## MATERIALS PROVIDED:
--------------------------------------------------

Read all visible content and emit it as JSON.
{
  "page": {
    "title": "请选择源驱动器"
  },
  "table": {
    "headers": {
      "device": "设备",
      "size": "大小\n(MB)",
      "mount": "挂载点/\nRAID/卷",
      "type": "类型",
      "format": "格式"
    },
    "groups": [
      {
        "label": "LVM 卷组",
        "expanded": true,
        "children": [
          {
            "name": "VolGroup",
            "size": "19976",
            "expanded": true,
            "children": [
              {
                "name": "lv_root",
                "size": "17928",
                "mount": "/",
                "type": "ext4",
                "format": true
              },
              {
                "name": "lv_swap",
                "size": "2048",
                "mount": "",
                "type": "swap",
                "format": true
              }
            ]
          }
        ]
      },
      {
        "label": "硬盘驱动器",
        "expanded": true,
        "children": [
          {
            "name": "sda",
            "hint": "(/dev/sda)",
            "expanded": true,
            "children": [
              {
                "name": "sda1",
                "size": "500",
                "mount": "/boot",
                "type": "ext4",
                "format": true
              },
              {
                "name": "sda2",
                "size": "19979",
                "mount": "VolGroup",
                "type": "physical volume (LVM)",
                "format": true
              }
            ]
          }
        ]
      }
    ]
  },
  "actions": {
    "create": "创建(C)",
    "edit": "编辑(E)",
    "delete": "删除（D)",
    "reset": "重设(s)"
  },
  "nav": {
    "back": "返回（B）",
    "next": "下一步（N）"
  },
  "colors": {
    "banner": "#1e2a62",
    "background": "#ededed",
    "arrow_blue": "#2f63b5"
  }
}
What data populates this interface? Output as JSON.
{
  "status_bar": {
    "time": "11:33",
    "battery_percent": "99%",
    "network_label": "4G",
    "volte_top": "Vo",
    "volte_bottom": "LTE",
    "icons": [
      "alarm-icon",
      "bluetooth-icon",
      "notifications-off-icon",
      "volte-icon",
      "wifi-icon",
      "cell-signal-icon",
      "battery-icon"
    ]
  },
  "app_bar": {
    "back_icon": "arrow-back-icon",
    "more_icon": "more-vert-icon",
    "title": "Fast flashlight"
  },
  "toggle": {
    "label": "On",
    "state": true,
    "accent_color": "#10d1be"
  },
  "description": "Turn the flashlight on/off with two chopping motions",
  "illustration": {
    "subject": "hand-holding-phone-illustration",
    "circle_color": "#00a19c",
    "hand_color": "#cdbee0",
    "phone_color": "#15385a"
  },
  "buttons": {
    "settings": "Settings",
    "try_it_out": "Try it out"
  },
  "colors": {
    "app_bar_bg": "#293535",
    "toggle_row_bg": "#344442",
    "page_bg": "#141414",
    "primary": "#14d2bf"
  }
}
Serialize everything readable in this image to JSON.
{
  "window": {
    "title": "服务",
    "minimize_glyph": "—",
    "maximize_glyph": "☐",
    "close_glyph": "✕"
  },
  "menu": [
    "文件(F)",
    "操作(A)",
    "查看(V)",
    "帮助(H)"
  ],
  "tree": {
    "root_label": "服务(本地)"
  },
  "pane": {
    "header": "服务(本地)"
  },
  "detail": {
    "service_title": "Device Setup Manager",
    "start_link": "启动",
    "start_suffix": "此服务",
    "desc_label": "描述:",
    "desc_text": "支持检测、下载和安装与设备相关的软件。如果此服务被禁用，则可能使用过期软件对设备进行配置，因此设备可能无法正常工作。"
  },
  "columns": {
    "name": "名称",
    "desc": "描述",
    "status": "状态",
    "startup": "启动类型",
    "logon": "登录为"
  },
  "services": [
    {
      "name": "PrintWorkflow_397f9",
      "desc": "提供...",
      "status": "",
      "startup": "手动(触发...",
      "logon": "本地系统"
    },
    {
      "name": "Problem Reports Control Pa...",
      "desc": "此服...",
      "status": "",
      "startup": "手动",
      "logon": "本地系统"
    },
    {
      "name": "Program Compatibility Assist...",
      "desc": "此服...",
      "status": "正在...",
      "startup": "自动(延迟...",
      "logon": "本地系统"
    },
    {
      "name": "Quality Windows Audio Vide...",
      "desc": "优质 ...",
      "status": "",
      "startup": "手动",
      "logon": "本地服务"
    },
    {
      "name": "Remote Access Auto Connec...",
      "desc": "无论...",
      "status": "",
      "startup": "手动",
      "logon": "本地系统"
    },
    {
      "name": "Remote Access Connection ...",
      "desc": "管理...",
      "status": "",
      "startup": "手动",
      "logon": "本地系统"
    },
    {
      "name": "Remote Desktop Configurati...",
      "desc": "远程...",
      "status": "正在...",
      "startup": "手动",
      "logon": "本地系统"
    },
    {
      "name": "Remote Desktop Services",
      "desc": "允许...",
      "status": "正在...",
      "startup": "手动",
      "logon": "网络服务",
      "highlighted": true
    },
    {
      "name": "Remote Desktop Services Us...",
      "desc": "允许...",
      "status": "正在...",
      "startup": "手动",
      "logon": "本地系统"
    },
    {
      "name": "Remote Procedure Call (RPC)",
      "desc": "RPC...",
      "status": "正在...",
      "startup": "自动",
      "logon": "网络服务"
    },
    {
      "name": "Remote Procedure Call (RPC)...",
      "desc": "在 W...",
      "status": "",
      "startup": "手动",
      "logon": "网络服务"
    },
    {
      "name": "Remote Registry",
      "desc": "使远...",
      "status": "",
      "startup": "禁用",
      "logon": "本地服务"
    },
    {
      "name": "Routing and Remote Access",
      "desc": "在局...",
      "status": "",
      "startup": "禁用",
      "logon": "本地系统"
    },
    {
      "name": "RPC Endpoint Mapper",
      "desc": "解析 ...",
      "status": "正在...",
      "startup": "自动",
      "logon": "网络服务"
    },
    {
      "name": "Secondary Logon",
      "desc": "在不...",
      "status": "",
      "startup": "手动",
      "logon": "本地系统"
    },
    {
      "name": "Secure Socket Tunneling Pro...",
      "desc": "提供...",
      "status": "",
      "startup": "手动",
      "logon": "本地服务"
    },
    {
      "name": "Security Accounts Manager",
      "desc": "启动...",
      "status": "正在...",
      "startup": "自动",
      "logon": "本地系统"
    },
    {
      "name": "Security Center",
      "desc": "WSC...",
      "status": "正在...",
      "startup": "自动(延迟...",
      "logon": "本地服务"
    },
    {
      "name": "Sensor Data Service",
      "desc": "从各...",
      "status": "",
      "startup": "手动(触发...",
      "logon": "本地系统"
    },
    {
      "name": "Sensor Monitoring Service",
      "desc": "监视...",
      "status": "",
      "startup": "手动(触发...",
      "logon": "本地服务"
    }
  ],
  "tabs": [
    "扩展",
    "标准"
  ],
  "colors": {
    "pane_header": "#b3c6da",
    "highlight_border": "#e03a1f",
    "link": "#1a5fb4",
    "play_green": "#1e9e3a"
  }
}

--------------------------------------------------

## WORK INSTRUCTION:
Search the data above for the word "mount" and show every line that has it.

## EXERCISE OUTPUT:
      "mount": "挂载点/\nRAID/卷",
                "mount": "/",
                "mount": "",
                "mount": "/boot",
                "mount": "VolGroup",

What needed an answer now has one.